The LA Times worries for the future of the neighborhood

Inside Las Palomas, Boyle Heights
Inside Las Palomas, Boyle Heights
Farley Elliott is the Senior Editor at Eater LA and the author of Los Angeles Street Food: A History From Tamaleros to Taco Trucks. He covers restaurants in every form, from breaking news to the culture, people, and history that surrounds LA's dining landscape.

Boyle Heights local watering hole Las Palomas has faded away, adding to the pile of discarded concepts that have come and gone in the face of intractable change on the Eastside. The 'gentrification' of places like Highland Park and Eagle Rock have long been rumored in Boyle Heights, with the LA Times using the closure of the bar as a cause célèbre to discuss the rising tides of change.

By its own admission, Las Palomas was a simple place for locals to stop and grab a drink, while the rest of Downtown and the world whizzed past from beyond First Street. First opened in 1963 and situated on a major corridor for the area, the bar would become something of a planted flag for the neighborhood as it transitioned from Jews and Russians to Japanese and ultimately Mexicans and Mexican-Americans.

The first real signs of trouble didn’t come until 2006, when Eastside Luv, a rollicking wine bar catering to a younger clientele, opened up next door. Interestingly enough, that schism between worlds earned its own "change is coming" treatment in the Times back in April.

Whatever the true results of Las Palomas’ closure — rising rents, changing clientele — the sturdy drink spot will be sorely missed by locals.

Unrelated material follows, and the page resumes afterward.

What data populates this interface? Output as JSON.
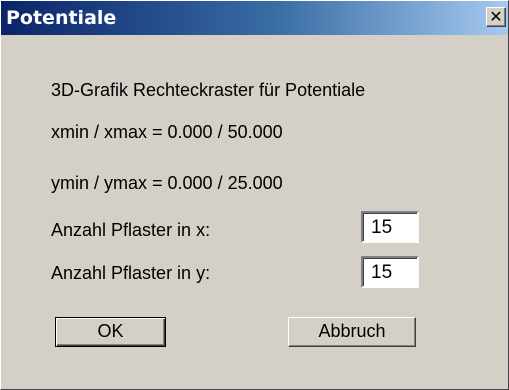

But, as the Times points out, you could always get a beer from upstart Indie Brewing down the street instead.